§ What you are asked to do: Say how many lines in the entries below mention "Geschwindigkeit", with no other words.

---------- Record excerpts ----------

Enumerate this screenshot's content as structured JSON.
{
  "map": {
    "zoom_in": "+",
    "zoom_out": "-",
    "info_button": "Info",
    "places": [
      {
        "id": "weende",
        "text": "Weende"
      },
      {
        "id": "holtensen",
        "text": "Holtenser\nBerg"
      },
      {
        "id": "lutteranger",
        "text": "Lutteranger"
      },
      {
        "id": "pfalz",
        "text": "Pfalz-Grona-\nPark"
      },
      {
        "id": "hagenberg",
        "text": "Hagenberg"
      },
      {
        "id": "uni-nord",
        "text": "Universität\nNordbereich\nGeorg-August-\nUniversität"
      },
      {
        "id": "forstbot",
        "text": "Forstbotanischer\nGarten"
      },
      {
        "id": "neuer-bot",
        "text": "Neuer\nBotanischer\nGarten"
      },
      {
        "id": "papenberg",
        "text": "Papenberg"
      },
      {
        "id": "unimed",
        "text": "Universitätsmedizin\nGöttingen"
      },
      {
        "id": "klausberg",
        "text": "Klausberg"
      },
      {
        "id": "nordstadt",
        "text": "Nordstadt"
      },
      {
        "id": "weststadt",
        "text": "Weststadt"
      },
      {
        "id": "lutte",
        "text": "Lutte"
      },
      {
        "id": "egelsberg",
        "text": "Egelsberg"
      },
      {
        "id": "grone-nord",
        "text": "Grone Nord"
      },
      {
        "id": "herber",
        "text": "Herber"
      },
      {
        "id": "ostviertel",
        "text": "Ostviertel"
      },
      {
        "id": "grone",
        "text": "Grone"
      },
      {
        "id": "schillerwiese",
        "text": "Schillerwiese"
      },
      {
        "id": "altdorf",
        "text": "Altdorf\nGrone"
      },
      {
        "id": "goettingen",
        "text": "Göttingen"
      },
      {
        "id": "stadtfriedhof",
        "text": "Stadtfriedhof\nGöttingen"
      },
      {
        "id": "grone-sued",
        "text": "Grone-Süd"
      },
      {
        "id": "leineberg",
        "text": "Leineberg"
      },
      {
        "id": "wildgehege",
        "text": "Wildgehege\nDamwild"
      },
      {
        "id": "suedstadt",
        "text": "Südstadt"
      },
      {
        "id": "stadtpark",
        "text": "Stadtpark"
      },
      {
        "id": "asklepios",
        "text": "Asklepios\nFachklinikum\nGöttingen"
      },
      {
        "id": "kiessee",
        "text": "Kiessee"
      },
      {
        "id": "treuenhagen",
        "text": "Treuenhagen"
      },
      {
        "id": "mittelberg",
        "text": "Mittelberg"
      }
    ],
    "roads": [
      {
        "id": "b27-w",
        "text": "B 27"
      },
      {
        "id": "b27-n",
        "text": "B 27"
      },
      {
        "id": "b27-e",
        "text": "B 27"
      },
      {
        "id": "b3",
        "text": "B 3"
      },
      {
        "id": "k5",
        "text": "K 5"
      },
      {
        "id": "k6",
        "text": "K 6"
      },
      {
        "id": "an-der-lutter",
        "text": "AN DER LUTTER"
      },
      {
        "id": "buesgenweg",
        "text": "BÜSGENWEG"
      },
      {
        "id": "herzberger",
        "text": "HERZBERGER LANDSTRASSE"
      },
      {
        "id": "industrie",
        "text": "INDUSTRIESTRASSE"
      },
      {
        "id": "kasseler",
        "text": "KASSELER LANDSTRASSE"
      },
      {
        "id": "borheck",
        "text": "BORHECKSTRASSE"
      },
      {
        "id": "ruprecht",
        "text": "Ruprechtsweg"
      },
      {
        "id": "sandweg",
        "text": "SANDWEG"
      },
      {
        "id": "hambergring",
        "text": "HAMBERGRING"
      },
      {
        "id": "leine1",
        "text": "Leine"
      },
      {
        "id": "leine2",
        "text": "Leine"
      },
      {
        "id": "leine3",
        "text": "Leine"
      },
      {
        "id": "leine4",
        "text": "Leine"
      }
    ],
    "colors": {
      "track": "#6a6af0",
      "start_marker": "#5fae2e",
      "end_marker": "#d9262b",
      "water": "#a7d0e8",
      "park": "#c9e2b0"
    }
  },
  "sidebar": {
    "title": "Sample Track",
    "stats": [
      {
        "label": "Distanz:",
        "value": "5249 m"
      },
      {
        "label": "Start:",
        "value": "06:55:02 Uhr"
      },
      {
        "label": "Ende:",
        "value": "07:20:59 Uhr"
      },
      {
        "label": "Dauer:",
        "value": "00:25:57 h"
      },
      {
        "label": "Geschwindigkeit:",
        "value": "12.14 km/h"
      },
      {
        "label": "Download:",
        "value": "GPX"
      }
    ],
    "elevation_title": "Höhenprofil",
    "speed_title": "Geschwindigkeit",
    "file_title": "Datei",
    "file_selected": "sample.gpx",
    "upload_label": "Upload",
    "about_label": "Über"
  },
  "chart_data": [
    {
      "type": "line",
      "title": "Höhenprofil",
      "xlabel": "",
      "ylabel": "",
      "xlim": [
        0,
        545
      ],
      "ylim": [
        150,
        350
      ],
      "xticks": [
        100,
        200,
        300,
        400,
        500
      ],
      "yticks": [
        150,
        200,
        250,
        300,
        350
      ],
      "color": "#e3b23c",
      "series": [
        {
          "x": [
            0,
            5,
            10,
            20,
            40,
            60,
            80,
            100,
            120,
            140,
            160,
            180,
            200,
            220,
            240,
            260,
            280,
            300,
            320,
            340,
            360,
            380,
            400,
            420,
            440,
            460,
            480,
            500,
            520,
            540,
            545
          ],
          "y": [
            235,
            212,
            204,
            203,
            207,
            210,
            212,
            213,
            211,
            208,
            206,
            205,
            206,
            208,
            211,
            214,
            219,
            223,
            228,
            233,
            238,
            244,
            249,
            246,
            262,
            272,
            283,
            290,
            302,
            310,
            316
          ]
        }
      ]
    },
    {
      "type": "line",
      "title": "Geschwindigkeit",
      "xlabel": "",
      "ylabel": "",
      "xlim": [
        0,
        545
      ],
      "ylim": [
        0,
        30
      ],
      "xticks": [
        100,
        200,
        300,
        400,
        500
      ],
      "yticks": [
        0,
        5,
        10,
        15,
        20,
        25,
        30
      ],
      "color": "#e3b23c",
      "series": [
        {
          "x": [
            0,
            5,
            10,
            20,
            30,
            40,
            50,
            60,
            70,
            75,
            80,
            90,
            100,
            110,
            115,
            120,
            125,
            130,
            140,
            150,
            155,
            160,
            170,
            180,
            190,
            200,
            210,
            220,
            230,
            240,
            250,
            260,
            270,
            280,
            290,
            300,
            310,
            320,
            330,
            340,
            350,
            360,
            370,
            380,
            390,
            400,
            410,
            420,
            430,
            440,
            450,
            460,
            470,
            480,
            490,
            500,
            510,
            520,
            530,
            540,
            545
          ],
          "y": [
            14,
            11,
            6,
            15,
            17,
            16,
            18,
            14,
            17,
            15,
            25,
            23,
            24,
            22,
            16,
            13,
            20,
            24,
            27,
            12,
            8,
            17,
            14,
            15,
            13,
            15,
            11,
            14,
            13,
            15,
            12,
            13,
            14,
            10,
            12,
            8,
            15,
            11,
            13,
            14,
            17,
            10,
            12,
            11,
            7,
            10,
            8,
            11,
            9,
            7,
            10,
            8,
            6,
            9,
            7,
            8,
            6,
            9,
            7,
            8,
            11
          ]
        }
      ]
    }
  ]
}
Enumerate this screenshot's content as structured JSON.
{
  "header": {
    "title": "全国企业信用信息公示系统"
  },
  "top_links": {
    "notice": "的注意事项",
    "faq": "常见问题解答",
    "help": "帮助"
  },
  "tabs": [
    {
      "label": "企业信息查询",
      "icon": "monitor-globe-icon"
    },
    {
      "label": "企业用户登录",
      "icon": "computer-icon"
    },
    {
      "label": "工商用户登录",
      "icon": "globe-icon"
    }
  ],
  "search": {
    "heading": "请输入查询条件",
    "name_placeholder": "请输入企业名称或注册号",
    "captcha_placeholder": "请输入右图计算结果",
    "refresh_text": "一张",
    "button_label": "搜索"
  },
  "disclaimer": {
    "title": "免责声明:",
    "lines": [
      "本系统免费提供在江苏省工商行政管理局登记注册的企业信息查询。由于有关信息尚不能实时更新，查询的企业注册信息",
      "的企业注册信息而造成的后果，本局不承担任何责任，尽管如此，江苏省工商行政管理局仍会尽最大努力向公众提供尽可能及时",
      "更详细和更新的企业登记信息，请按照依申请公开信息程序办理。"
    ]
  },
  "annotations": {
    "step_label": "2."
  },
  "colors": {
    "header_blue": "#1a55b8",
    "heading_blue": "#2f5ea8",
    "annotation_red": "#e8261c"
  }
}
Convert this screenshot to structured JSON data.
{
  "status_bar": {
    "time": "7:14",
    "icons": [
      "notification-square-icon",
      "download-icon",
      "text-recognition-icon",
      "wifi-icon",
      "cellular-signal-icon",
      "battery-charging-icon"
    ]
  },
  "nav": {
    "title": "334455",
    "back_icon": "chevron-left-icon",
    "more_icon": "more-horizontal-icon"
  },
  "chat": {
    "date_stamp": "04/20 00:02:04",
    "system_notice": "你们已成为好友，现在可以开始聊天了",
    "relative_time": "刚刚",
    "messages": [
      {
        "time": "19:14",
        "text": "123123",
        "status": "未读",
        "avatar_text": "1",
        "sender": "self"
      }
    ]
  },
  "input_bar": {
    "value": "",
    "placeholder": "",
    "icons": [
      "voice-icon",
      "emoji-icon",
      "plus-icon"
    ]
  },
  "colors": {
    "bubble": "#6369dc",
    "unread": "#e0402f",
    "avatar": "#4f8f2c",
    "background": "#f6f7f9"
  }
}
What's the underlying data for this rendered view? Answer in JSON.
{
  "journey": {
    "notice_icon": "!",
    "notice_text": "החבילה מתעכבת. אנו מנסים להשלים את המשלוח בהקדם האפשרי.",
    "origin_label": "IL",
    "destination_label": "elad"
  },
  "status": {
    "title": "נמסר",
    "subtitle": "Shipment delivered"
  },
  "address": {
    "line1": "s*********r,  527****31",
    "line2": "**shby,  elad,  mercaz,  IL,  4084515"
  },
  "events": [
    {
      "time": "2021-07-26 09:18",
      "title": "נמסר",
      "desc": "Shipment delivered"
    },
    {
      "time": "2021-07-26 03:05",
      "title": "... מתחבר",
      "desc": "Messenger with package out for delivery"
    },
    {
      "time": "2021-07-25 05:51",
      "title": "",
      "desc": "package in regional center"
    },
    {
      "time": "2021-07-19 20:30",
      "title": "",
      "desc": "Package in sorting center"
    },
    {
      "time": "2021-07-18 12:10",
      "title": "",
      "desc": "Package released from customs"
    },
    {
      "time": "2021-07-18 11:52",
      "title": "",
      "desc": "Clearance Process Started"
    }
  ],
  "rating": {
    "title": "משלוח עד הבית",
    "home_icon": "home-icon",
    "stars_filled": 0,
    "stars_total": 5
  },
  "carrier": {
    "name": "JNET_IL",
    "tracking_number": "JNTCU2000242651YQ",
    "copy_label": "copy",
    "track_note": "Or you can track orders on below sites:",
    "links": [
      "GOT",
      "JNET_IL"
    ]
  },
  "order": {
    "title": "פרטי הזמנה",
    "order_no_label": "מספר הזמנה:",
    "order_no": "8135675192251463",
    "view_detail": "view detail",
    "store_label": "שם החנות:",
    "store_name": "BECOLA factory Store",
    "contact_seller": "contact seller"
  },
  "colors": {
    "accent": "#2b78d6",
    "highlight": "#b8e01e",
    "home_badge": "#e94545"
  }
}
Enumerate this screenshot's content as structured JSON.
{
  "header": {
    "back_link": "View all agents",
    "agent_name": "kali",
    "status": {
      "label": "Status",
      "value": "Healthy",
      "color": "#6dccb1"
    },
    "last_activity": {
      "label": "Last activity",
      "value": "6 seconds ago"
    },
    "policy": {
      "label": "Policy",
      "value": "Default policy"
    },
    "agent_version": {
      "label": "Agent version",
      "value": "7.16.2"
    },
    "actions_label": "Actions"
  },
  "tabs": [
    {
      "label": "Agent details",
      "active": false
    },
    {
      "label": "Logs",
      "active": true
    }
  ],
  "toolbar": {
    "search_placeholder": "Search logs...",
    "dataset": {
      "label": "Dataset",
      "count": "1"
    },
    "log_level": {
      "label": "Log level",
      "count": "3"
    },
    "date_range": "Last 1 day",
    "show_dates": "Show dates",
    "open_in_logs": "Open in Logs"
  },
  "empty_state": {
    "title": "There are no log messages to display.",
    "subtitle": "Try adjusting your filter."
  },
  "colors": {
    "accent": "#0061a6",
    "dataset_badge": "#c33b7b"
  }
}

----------

§ Expected answer: 3